◆ **SUPPLIED DATA**:
● ● ● ●
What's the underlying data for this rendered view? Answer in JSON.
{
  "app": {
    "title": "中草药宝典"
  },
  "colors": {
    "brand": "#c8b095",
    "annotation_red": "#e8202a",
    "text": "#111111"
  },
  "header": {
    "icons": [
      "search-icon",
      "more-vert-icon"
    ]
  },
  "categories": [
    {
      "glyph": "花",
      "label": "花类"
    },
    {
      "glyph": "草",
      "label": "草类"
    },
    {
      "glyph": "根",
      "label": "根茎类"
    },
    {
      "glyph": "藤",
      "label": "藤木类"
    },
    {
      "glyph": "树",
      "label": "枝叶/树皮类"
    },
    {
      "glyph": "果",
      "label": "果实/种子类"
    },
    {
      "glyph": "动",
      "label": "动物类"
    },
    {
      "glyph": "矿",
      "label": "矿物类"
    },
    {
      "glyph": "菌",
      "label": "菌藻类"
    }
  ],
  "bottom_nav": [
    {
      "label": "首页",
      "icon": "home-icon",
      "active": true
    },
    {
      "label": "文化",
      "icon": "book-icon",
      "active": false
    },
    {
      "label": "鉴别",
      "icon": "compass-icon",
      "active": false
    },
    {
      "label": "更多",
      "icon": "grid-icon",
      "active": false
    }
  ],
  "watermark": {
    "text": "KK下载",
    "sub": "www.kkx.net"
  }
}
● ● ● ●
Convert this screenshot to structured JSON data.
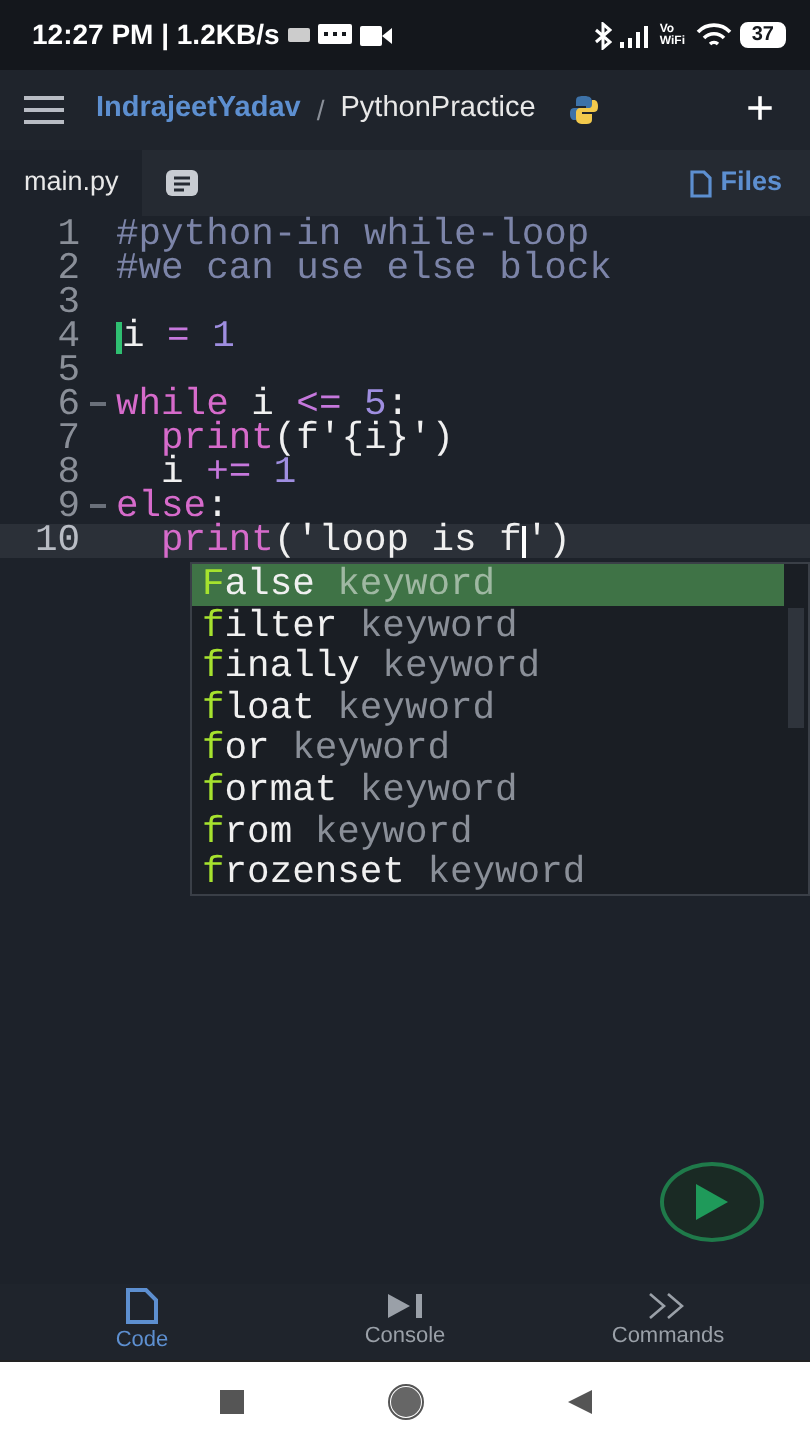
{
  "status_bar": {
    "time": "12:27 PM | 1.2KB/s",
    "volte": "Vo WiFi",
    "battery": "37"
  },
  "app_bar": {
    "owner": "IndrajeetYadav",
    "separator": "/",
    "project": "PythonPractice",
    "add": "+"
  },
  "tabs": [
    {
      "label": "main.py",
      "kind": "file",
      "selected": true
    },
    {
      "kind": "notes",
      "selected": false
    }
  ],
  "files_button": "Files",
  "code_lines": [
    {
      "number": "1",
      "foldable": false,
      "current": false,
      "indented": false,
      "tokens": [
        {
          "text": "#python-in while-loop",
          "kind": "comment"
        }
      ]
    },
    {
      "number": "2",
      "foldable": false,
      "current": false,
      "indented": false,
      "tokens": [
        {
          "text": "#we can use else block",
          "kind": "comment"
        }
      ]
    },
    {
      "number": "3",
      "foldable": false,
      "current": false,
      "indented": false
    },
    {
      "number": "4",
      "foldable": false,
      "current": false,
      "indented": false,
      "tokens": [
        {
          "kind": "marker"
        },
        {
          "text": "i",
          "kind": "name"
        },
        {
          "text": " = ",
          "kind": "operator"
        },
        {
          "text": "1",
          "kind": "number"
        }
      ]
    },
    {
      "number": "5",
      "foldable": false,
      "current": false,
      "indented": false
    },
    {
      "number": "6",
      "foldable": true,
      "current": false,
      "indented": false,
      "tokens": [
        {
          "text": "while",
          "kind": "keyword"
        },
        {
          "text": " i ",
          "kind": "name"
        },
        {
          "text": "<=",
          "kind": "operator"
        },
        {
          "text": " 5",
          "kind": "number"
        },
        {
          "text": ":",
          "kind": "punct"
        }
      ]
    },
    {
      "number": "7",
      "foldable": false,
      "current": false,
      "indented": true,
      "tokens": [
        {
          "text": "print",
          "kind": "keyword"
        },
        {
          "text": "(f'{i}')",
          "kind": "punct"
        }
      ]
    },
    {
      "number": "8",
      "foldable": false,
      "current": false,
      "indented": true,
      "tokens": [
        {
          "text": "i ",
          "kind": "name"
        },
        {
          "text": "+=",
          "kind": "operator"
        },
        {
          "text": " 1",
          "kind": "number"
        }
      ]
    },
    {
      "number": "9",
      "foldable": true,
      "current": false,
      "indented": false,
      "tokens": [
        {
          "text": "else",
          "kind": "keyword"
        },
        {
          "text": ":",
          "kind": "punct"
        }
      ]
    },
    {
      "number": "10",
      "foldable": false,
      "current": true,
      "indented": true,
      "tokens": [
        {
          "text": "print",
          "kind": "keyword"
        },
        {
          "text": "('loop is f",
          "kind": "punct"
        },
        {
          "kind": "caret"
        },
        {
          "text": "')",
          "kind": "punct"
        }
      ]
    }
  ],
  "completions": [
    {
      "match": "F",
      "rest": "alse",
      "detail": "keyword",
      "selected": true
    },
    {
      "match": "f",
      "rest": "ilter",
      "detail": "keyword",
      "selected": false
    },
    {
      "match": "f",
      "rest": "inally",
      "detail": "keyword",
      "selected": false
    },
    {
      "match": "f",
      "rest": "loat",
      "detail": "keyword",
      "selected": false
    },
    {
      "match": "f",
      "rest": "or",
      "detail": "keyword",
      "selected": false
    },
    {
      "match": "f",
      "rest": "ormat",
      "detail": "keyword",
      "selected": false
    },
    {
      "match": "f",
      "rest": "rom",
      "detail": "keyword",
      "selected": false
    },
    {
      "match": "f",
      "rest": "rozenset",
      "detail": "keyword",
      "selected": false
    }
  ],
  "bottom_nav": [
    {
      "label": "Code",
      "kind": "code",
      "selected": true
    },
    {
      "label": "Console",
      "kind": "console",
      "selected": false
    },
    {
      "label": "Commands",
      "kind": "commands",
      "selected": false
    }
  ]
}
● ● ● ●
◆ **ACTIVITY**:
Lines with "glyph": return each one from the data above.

◆ **EXERCISE RESPONSE**:
      "glyph": "花",
      "glyph": "草",
      "glyph": "根",
      "glyph": "藤",
      "glyph": "树",
      "glyph": "果",
      "glyph": "动",
      "glyph": "矿",
      "glyph": "菌",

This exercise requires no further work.